The couple now successfully places children–typically from infant to about 13-years-old–in safe, stable, nurturing families in the Los Angeles County. While the focus of the agency is largely on African American families and children, families of all kinds are welcome.

Why are the numbers so high? Henderson says Black children are disproportionately thrown into a malfunctioning foster care system.

“There are so many factors. I would say that a lot of it may have to do with culture. Over the years, poverty has been mistaken for neglect, when you have in fact very clean homes, clean children, very well cared for children that may be living in neighborhoods where it is subpar, or other risk factors that may not contribute to the healthy raising of a child,” Henderson said.

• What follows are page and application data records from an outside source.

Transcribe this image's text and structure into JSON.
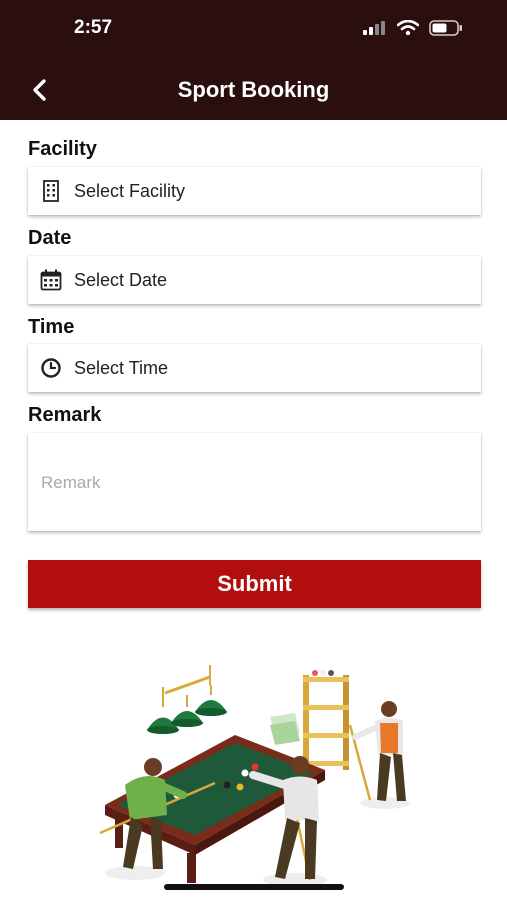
{
  "status_bar": {
    "time": "2:57"
  },
  "header": {
    "title": "Sport Booking"
  },
  "form": {
    "facility": {
      "label": "Facility",
      "value": "Select Facility",
      "icon": "building-icon"
    },
    "date": {
      "label": "Date",
      "value": "Select Date",
      "icon": "calendar-icon"
    },
    "time": {
      "label": "Time",
      "value": "Select Time",
      "icon": "clock-icon"
    },
    "remark": {
      "label": "Remark",
      "placeholder": "Remark"
    },
    "submit_label": "Submit"
  },
  "colors": {
    "header_bg": "#2b0e0e",
    "accent": "#b20e10"
  }
}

Other factors that have put Black kids in the system include unemployment, drug abuse, violence, and lack of resources. Typically, the children FC manages are those who have had challenging lives or have been abused or neglected.

Henderson also suggests that Black people have been predisposed to adoption due to historical oppression. It has become a part of African American culture.

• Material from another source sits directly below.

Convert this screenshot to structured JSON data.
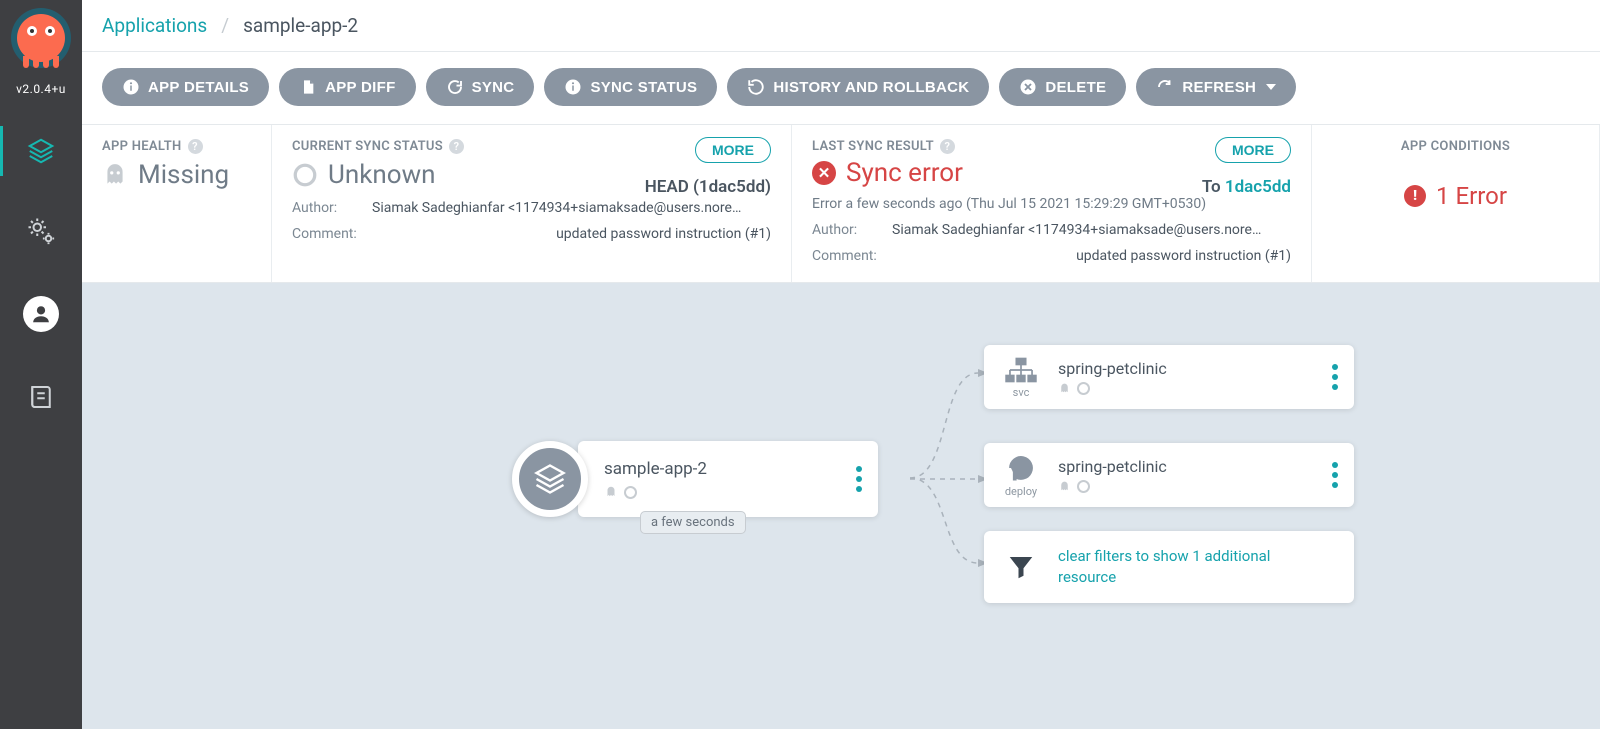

“I took a look at how Africans were brought to America. When we hit these shores, our families were immediately destroyed. Our women were taking care of other children (slave owners’ and separated African children),” he said. “The men were oftentimes not present, because they were either dead or sold off. So our community kind of formed around the foster care dynamic. You fast-forward 500 years to now and some of the same elements are taking place. The Black male is still challenged to be a part of the family.”

How does it work? Families or individuals wishing to adopt or become a foster parent endure a screening process in which their criminal background is checked, an application is submitted, an interview is conducted, and a home visit is made. Unlike the vast majority of adoption agencies, FC does not give clearance to applicants with a criminal background, however the county requirements do not restrict all individuals with a criminal background.

Qualified families typically must have space in their home for a new individual; parents must demonstrate the emotional and psychological maturity to deal with the potential challenges that may be presented by the child or the foster care system. Also, an analysis of parenting style is also made to accurately match children to qualified parents.

What are the challenges? FC makes it as easy as possible for families and foster children to adjust to new settings and a stable home. Counseling, training, and support groups are available to families who are having a hard time. Before the adoption process begins, Henderson conducts an orientation, because he says adoption is not for everyone.

Biracial adoptions have also been a key issue in the foster care. Children who are not paired with families of the same ethnic background typically experience identity issues, especially in adulthood.

“There has been a lot of research and controversy about biracial adoption,” Henderson commented. “The challenge is the family needs to stay connected to the child’s culture.”

He says in his experience, adults in their 30s, 40s, and 50s who were adopted by ethnically diverse families are coping with identity and culture issues. He says parents need to understand the significance of a child’s culture for not only self-awareness, but survival.

More often than not, adopted children experience a desire to know their biological parents. There is nothing wrong with a child wanting to know his or her parents, as long as circumstances are safe.

“Research shows, if you can keep a child connected with biological parents, they do much, much better in adolescence. No matter how good the home is, the children have a profound desire to seek out biological families. When they are denied that, they have adjustment issues,” Henderson explained.
While adoption is not an easy decision, FC is patient with children and parents. The need is dire, but placing children in the right home is at the top of the agency’s list. Each Wednesday at 10 a.m. FC holds an orientation  at 2500 West Manchester Blvd., Inglewood for anyone who is considering adoption. More information about the program is available at or call (323) 750-5855  ext. 101.